Wellington, Aotearoa New Zealand, September 2020

Still Photos and text by Pete Carter

Videography and editing by Roscoe Price Moor

Since March 26th I’ve interviewed 160 New Zealanders in 54 different countries. You know what happened that day as well as I do. We locked down. As a means of promoting another book of interviews I’ve written, I had the bright idea of getting in touch with the great Kiwi diaspora. Since then this new project has taken over my life. Currently it’s a blog series that will become a book.

I typically talk to my interviewees for twenty minutes. Sometimes by video but usually just a conversation. A good friend summed it up over dinner recently: “Basically, you sit at your desk making friends around the world.” She’s right. I’ve become fond of my new mates. I don’t keep up with all of them, but a few are now what in old terms would have been called pen friends. When I have heard that one or two have returned home, I feel comforted.

At the end of March most of my cohort were unsure of what was happening – we were in it together at that stage.  As New Zealand moved on to a different level and things looked up, several talked of home feeling further away. Since then, for most the idea of returning has become conceptual rather than realistic, especially since charging for quarantine was introduced. Since I first tapped out the above paragraph the pandemic pendulum has swung again and community transmission has returned.

Gen and her daughter

Recently, I conducted a few follow-up interviews on video here in Wellington. There is Gen, whose partner Gerald I talked to in Maryland in the US a month or so ago. He has since flown on to take up a position in the UK. Gen and their baby Maddie headed in the opposite direction and returned home – for the time being. Gerald missed Maddie’s first birthday which was predictably hard.



Kaden and Ganesh

I also talked to son and father, Kaden and Ganesh. I talked to the former when he was in Guatemala, stuck with a bunch of travelers from all over the world in the ancient city of Antigua. Kaden told me his Mum cried at the airport when he flew in from quarantine in Auckland.



There are others, too, such as Ailsa who is undertaking her PhD in Chicago. Ailsa is blind and has health issues. She is due to get married to Emily in. Her parents won’t be with her, though Connie her New Zealand assistance dog will be September (see more of Ailsa’s story here).

There is a group on Facebook that I have joined called Team of Six Million – Kiwis United against Quarantine Fees, the premise being that there are a million New Zealanders living overseas. I’ve seen higher estimates. That’s an awful lot of love that’s flowing in and around the airwaves. It seems that it’s the unknown and the unknowing that hurts the most.

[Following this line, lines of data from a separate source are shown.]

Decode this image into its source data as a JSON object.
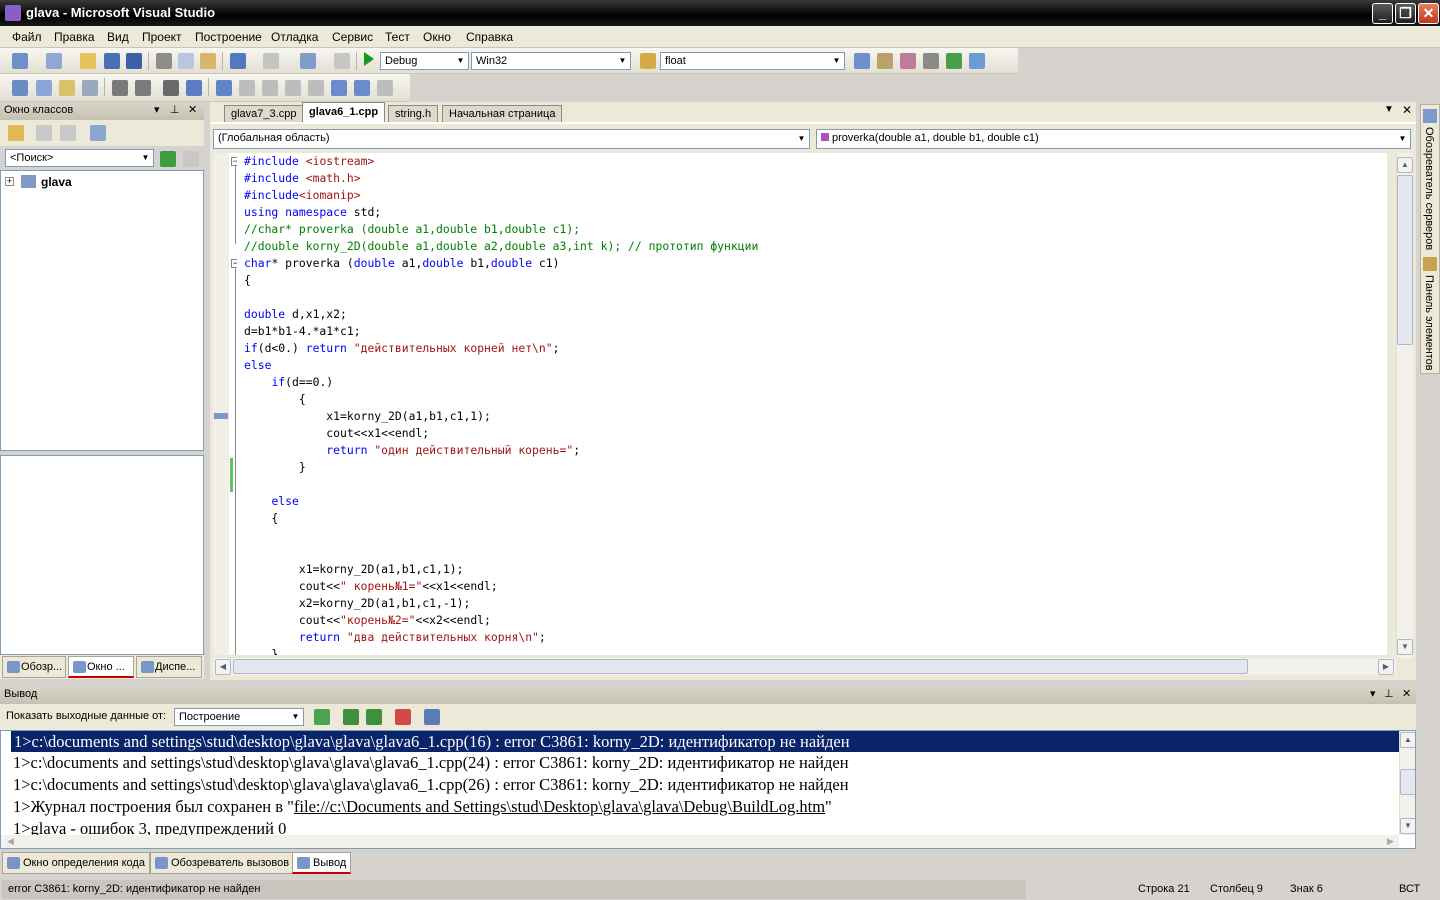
{
  "window": {
    "title": "glava - Microsoft Visual Studio"
  },
  "menu": [
    "Файл",
    "Правка",
    "Вид",
    "Проект",
    "Построение",
    "Отладка",
    "Сервис",
    "Тест",
    "Окно",
    "Справка"
  ],
  "toolbar": {
    "config": "Debug",
    "platform": "Win32",
    "find": "float"
  },
  "class_view": {
    "title": "Окно классов",
    "search_value": "<Поиск>",
    "tree_root": "glava",
    "tabs": [
      "Обозр...",
      "Окно ...",
      "Диспе..."
    ]
  },
  "editor": {
    "tabs": [
      "glava7_3.cpp",
      "glava6_1.cpp",
      "string.h",
      "Начальная страница"
    ],
    "scope_left": "(Глобальная область)",
    "scope_right": "proverka(double a1, double b1, double c1)"
  },
  "code_lines": [
    [
      [
        "pp",
        "#include "
      ],
      [
        "str",
        "<iostream>"
      ]
    ],
    [
      [
        "pp",
        "#include "
      ],
      [
        "str",
        "<math.h>"
      ]
    ],
    [
      [
        "pp",
        "#include"
      ],
      [
        "str",
        "<iomanip>"
      ]
    ],
    [
      [
        "kw",
        "using namespace "
      ],
      [
        "t",
        "std;"
      ]
    ],
    [
      [
        "cm",
        "//char* proverka (double a1,double b1,double c1);"
      ]
    ],
    [
      [
        "cm",
        "//double korny_2D(double a1,double a2,double a3,int k); // прототип функции"
      ]
    ],
    [
      [
        "kw",
        "char"
      ],
      [
        "t",
        "* proverka ("
      ],
      [
        "kw",
        "double"
      ],
      [
        "t",
        " a1,"
      ],
      [
        "kw",
        "double"
      ],
      [
        "t",
        " b1,"
      ],
      [
        "kw",
        "double"
      ],
      [
        "t",
        " c1)"
      ]
    ],
    [
      [
        "t",
        "{"
      ]
    ],
    [
      [
        "t",
        ""
      ]
    ],
    [
      [
        "kw",
        "double"
      ],
      [
        "t",
        " d,x1,x2;"
      ]
    ],
    [
      [
        "t",
        "d=b1*b1-4.*a1*c1;"
      ]
    ],
    [
      [
        "kw",
        "if"
      ],
      [
        "t",
        "(d<0.) "
      ],
      [
        "kw",
        "return "
      ],
      [
        "str",
        "\"действительных корней нет\\n\""
      ],
      [
        "t",
        ";"
      ]
    ],
    [
      [
        "kw",
        "else"
      ]
    ],
    [
      [
        "t",
        "    "
      ],
      [
        "kw",
        "if"
      ],
      [
        "t",
        "(d==0.)"
      ]
    ],
    [
      [
        "t",
        "        {"
      ]
    ],
    [
      [
        "t",
        "            x1=korny_2D(a1,b1,c1,1);"
      ]
    ],
    [
      [
        "t",
        "            cout<<x1<<endl;"
      ]
    ],
    [
      [
        "t",
        "            "
      ],
      [
        "kw",
        "return "
      ],
      [
        "str",
        "\"один действительный корень=\""
      ],
      [
        "t",
        ";"
      ]
    ],
    [
      [
        "t",
        "        }"
      ]
    ],
    [
      [
        "t",
        ""
      ]
    ],
    [
      [
        "t",
        "    "
      ],
      [
        "kw",
        "else"
      ]
    ],
    [
      [
        "t",
        "    {"
      ]
    ],
    [
      [
        "t",
        ""
      ]
    ],
    [
      [
        "t",
        ""
      ]
    ],
    [
      [
        "t",
        "        x1=korny_2D(a1,b1,c1,1);"
      ]
    ],
    [
      [
        "t",
        "        cout<<"
      ],
      [
        "str",
        "\" корень№1=\""
      ],
      [
        "t",
        "<<x1<<endl;"
      ]
    ],
    [
      [
        "t",
        "        x2=korny_2D(a1,b1,c1,-1);"
      ]
    ],
    [
      [
        "t",
        "        cout<<"
      ],
      [
        "str",
        "\"корень№2=\""
      ],
      [
        "t",
        "<<x2<<endl;"
      ]
    ],
    [
      [
        "t",
        "        "
      ],
      [
        "kw",
        "return "
      ],
      [
        "str",
        "\"два действительных корня\\n\""
      ],
      [
        "t",
        ";"
      ]
    ],
    [
      [
        "t",
        "    }"
      ]
    ],
    [
      [
        "t",
        "}"
      ]
    ]
  ],
  "output": {
    "title": "Вывод",
    "show_from_label": "Показать выходные данные от:",
    "show_from_value": "Построение",
    "lines": [
      "1>c:\\documents and settings\\stud\\desktop\\glava\\glava\\glava6_1.cpp(16) : error C3861: korny_2D: идентификатор не найден",
      "1>c:\\documents and settings\\stud\\desktop\\glava\\glava\\glava6_1.cpp(24) : error C3861: korny_2D: идентификатор не найден",
      "1>c:\\documents and settings\\stud\\desktop\\glava\\glava\\glava6_1.cpp(26) : error C3861: korny_2D: идентификатор не найден",
      "1>glava - ошибок 3, предупреждений 0"
    ],
    "log_prefix": "1>Журнал построения был сохранен в \"",
    "log_link": "file://c:\\Documents and Settings\\stud\\Desktop\\glava\\glava\\Debug\\BuildLog.htm",
    "log_suffix": "\""
  },
  "bottom_tabs": [
    "Окно определения кода",
    "Обозреватель вызовов",
    "Вывод"
  ],
  "right_tabs": [
    "Обозреватель серверов",
    "Панель элементов"
  ],
  "status": {
    "message": "error C3861: korny_2D: идентификатор не найден",
    "line": "Строка 21",
    "col": "Столбец 9",
    "char": "Знак 6",
    "mode": "ВСТ"
  }
}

I’ve got skin in the game as they say. My daughter Lulu is living in London.


Links to other interviews on Pete’s blog: This Is Us: The Diaspora

Pete’s book can be found here: This Is Us – New Zealanders in our own words


Pete Carter is the author of This is Us, published by Exisle, which tells the stories of more than 200 New Zealanders in words and portraits. The book is a snapshot of our nation today. Pete wrote Our Dog Benji (2017), a children’s book illustrated by his nephew and published by EK Books. He is also the author of two books of poetry. Pete has had magazine articles published and poetry in anthologies. As a photographer he has had two solo exhibitions and work included in group exhibitions in New Zealand and overseas. In 2019 Pete had a three-monthswriting residency in rural France where he finished This Is Us and wrote half a novel. He is currently engaged in a follow-up to This Is Us and in the last six months has interviewed 180 New Zealanders in 75 different countries. He was awarded a grant from Copyright Licensing Ltd to complete this series which also appear on his blog, here.